Wednesday, April 01, 2015
DrugWatch further reports (2) that college students today are abusing more drugs than was the number in early the 90s. The source also cites a Columbia University study, stating that almost 50 percent of full-time students abuse prescription drugs or develop the habit of binging, and almost 25 percent of those students are categorized as having a medical issue related to dependence or substance abuse.
Why do students become victims of substance abuse? Some find it the best resort to relax, have fun, relieve stress of studies, and forget problems. Female students may become victims due to these reasons or in an attempt to keep up with male students, while some may be under relationship pressure and rely on alcohol to disinhibit the desire. College trustees and societies are busy in holding events, raising funds, introducing new facilities, so the substance abuse issue gets low priority.

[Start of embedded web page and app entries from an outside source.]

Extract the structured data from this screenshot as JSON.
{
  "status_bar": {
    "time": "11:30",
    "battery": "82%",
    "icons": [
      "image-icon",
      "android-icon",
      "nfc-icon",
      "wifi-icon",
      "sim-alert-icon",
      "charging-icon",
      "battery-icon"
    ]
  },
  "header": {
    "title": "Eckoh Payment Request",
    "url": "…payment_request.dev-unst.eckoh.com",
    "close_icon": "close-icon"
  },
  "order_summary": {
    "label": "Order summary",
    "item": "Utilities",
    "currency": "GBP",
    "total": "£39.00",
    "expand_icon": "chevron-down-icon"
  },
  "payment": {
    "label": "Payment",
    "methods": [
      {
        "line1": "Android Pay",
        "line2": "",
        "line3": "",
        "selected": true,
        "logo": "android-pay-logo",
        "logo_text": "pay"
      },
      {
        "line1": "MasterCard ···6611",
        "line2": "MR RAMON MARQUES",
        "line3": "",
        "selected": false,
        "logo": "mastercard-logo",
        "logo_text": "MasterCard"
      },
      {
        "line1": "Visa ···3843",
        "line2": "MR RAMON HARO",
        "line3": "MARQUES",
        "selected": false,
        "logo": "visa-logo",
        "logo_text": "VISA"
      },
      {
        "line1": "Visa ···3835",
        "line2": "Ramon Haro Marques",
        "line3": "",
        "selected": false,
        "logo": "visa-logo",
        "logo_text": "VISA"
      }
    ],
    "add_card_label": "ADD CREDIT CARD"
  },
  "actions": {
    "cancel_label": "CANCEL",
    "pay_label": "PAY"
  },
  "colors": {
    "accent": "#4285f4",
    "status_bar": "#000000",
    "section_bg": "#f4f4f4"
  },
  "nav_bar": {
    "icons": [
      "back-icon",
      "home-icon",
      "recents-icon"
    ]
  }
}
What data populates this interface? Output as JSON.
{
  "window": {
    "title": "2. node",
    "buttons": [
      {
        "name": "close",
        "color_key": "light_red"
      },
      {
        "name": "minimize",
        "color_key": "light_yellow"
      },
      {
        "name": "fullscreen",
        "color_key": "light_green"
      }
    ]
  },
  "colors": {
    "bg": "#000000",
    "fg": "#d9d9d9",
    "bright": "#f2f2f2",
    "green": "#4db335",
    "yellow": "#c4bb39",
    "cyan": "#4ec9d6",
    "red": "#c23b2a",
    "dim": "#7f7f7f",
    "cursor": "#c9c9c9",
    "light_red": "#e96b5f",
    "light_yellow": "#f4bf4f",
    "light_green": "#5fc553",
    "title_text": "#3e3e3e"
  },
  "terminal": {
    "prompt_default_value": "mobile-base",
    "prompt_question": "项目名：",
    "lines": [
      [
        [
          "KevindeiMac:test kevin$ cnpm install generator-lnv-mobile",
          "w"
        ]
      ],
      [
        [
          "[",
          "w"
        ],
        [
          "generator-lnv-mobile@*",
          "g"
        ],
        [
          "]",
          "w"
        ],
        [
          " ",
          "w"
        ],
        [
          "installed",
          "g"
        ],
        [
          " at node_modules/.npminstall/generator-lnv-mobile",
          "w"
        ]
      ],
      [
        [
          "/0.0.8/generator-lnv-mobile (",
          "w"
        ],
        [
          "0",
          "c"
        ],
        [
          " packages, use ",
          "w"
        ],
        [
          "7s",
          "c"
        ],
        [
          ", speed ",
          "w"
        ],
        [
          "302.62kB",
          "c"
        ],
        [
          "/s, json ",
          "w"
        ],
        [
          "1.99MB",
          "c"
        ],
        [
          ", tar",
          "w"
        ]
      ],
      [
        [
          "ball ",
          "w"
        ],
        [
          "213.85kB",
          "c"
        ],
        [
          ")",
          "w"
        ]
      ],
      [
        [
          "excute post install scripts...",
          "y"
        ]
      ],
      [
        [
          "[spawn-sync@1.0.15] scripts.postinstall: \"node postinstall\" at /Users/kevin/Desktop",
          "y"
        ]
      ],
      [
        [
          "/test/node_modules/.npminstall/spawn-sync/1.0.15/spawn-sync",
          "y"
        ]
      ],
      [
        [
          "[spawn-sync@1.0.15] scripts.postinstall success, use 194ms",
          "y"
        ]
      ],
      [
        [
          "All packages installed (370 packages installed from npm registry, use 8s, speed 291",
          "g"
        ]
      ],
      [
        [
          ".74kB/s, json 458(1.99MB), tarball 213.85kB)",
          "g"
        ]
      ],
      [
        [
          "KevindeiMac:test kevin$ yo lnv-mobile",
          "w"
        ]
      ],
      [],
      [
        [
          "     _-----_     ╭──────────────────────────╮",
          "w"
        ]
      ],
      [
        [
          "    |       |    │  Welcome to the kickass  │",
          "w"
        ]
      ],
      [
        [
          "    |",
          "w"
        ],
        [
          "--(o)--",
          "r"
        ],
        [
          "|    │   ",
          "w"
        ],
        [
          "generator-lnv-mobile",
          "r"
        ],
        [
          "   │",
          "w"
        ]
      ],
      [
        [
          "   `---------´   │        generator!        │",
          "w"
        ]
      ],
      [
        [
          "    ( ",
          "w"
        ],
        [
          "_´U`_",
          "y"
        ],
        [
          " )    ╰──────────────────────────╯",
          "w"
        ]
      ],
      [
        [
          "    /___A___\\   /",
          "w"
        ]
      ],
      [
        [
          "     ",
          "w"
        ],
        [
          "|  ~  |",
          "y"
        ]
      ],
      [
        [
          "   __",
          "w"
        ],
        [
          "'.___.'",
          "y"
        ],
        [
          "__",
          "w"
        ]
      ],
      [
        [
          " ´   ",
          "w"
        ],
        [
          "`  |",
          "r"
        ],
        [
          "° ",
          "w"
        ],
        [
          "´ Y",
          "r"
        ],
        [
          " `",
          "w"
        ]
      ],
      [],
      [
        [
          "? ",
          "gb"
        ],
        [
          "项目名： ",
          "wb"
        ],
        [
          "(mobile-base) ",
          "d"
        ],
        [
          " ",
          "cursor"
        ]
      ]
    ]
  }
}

Also, students with the tendency to seek thrills or perform extraordinary well in exams may be at a risk of substance abuse due to the ‘high’ feeling achieved from drug intake. While everyone enjoys the adrenaline from appropriate sources, some students rely on substances to get feeling, and it causes them to continue their consumption despite the negative consequences. A student with low self-worth may also engage in abuse behaviors to counter degrading factors in his/her life. Another possible reason could be to enhance their performance in sports and other similar activities.
As a result, educational institutes need to realize that substance abuse on college and university campuses across the country is pervasive, and reliance on alcohol, drugs, and other substances can inhibit a student’s ability to be professionally and academically successful.
To bring a significant change to this trend, college and university staff members need to work with societies, alumni, parents, and federal and state organizations. As parents bear significant responsibility of their children, they should educate the college-and-university going teens to spend their funds wisely and about the dangers of living a substance-fueled lifestyle.
According to Future of Palm Beach (3), immigration may also bring challenges and experiences to a student. With a new culture to adapt in, and trying to get recognition in a foreign land, new students face many tests and may engage in addiction when they feel homesick or when they are under pressure to assimilate. Cultural clash may also tempt them to abuse controlled substances. In such and other instances mentioned before, students can seek help by joining recovery groups or speaking to a counselor about their condition.
Lastly, college and university should introduce substance abuse prevention and success programs to encourage responsible behavior among students through compliance, education and awareness about campus policies and state laws. With best practices, an institute can reduce substance abuse risk and its negative consequences among its students. The programs can be coordinated with community and educational partners for greater reach.
This is a blog post by Nancy Evans.
Posted by MedFriendly at 11:27 PM